We Haven Always Lived in the Castle

Home Sweet Gloom

Shirley Jackson’s We Have Always Lived in the Castle (1962) celebrates social dysfunction.  Whatever one’s opinion of the oddball Blackwoods – Constance, in her twenties, Mary Katherine (Merrikat), eighteen, and old, wheelchair-bound Uncle Julian – one can’t help feeling that their seclusion from the townsfolk of Bennington, VT, is merited, that something sets the Blackwoods apart from the hoi polloi, and that “something” makes the Blackwoods worth knowing about.

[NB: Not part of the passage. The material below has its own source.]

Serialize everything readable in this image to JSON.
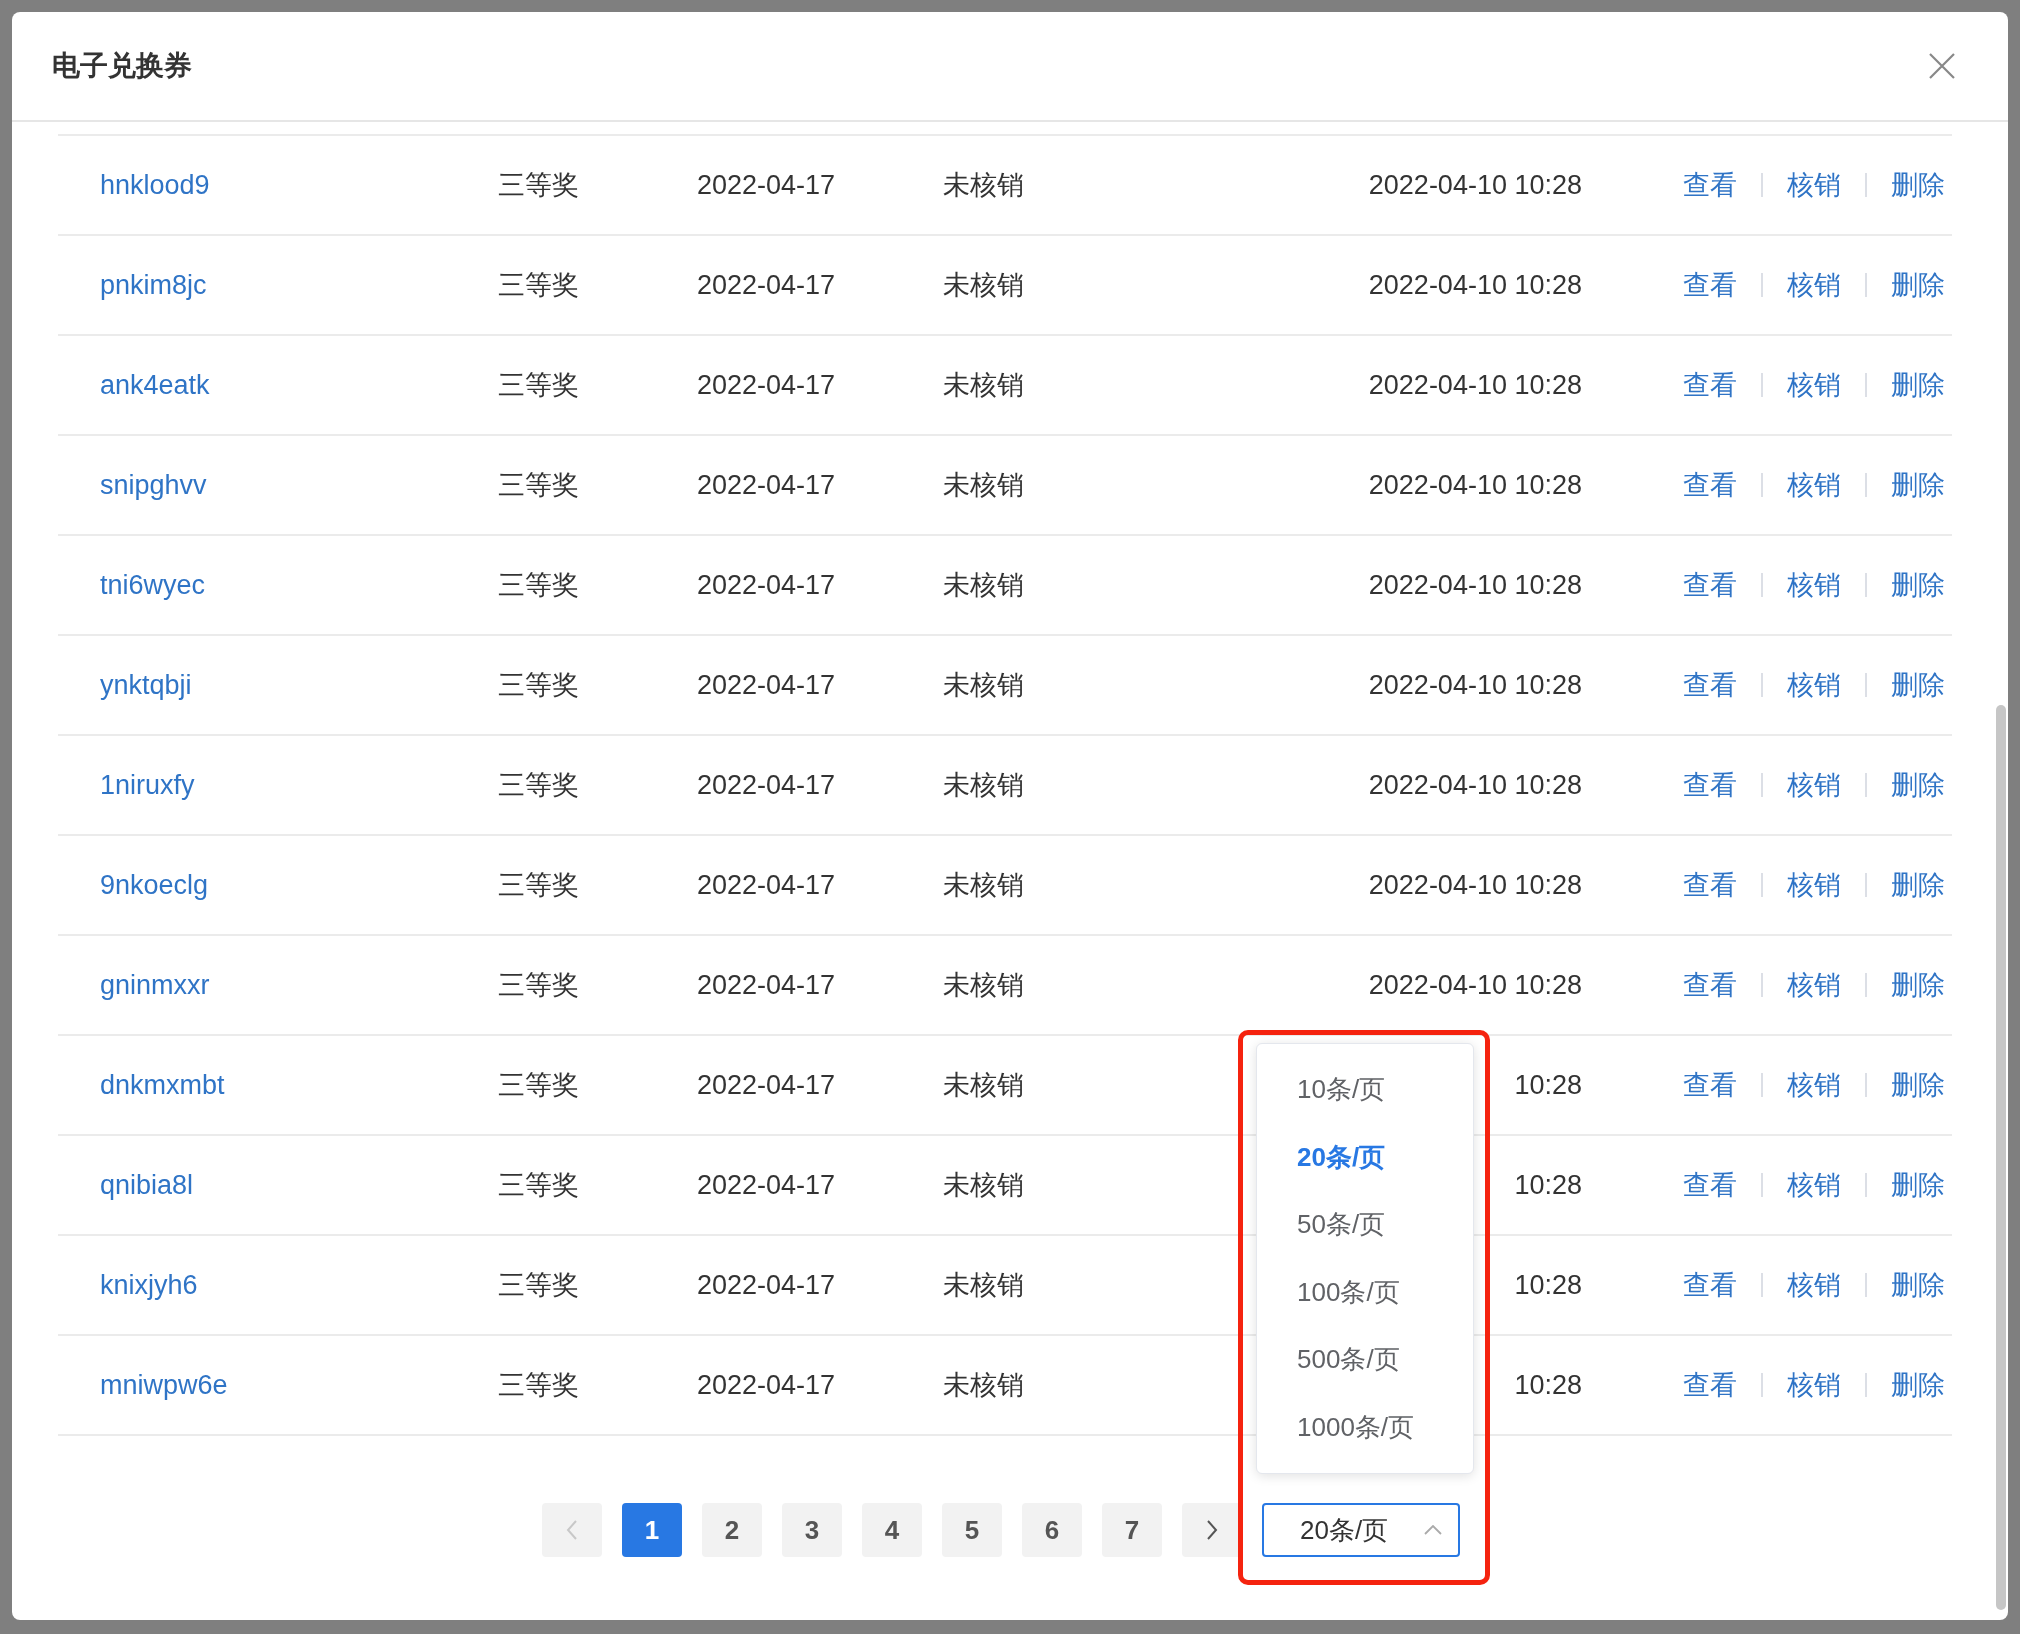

The “something,” as so often happens in Gothic fiction, is a dark past, but in this case, it’s not a secret, but rather something everyone knows: Mrs. Blackwood and Mr. Blackwood, the latter the brother of Julian, and Julian’s wife, and Tom, the girls’ younger brother, all died of arsenic consumption six years ago.  The poison, which Constance bought to kill rats, made its way into the sugar, you see, sugar which was used as topping for early raspberries served by Constance at a particularly fateful dinner.  Constance, who never eats sugar, was spared, as was Merrikat, sent to her room without any dinner.  Julian, who sweetened his dessert sparingly, was left an invalid.  Constance, of course, was acquitted of murder, but condemned for the deaths by the townspeople.

Adam Bock and Todd Almond’s musical of the novel, directed by Anne Kauffman, now playing at The Yale Repertory Theatre, opens with Merrikat, played with a sly and wiry girlishness by Alexandra Socha, stepping to the footlights to regale us in song about “We Blackwoods.”  The upshot of Merrikat’s every pronouncement is that insular families, whatever their oddities, are preferable to intrusive neighbors, who should simply butt out.  Certainly that’s the point of Jackson’s novel, where some personally important aspect of the inner life must resist attack by the forces of uninspired and uninspiring conformity, tiresome normality, and aggressive mediocrity.

In the musical, those qualities take the form of a stock cast of locals who like to amuse themselves with catty remarks and provoking jokes at the Blackwoods’ expense.  But the real bearer of a threat comes from within the Blackwood clan itself.  Young cousin Charles (Sean Palmer, with a good voice and engaging dance moves), son of the other Blackwood brother, Arthur, shows up after the death of his destitute father to see what’s doing with the branch of the family that still has at least a large, crumbling property to their name, a name now primarily upheld by retiring, yet charming Constance (Jenn Gambatese), tireless cook and gardener and caretaker of Julian.  Constance, played with a light, maidenly obtuseness by Gambatese, seems content with her twilit spinsterhood, until Charles arrives and makes her think about herself and duets with him (the sprightly “She Didn’t Get Very Far”) and dancing (to a wry little ditty called “The Stomp”) and longing (the evocative “come to me” interlude).

If this were your typical musical, we’d be rooting for Charles to sweep Constance off her feet and rescue her from this premature mausoleum.  But this isn’t that musical, and we aren't.

In part it’s because Merrikat got there first: she sweeps us away with her confidential songs, her winning manner, her knowing certainty that Charles, ultimately, only wants to take away the sisters’ peace without giving anything of value in return.  By the time the townfolk stage an outright siege on the castle – echoing all those horror films where the villagers attack the stronghold of Frankenstein to destroy the monster they can’t understand – Merrikat, who had more or less challenged Charles to a duel, has proven her point.

The stage business in this play is captivating enough to make us want to stay in the castle with the Blackwoods – the American Gothic gloom of David Zinn’s set, Ilona Somogyi’s gorgeous costumes for the ghostly ancestors who mainly keep to the upper story, intoning their musical support of the surviving Blackwoods’ isolation, the at-times sharp, at-times senile comments by Uncle Julian (a usefully comical portrayal in Bill Buell’s show-stealing hands), the musical numbers, directed by Dan Lipton, that are revealing dialogues, and the arch musings of Socha’s irrepressible Merrikat.

The World Premiere of We Have Always Lived in the Castle; Book and Lyrics by Adam Bock; Music and Lyrics by Todd Almond; Based on the novel by Shirley Jackson; Directed by Anne Kauffman

September 17 to October 9, 2010, Yale Repertory Theatre, at the University Theatre, 222 York St.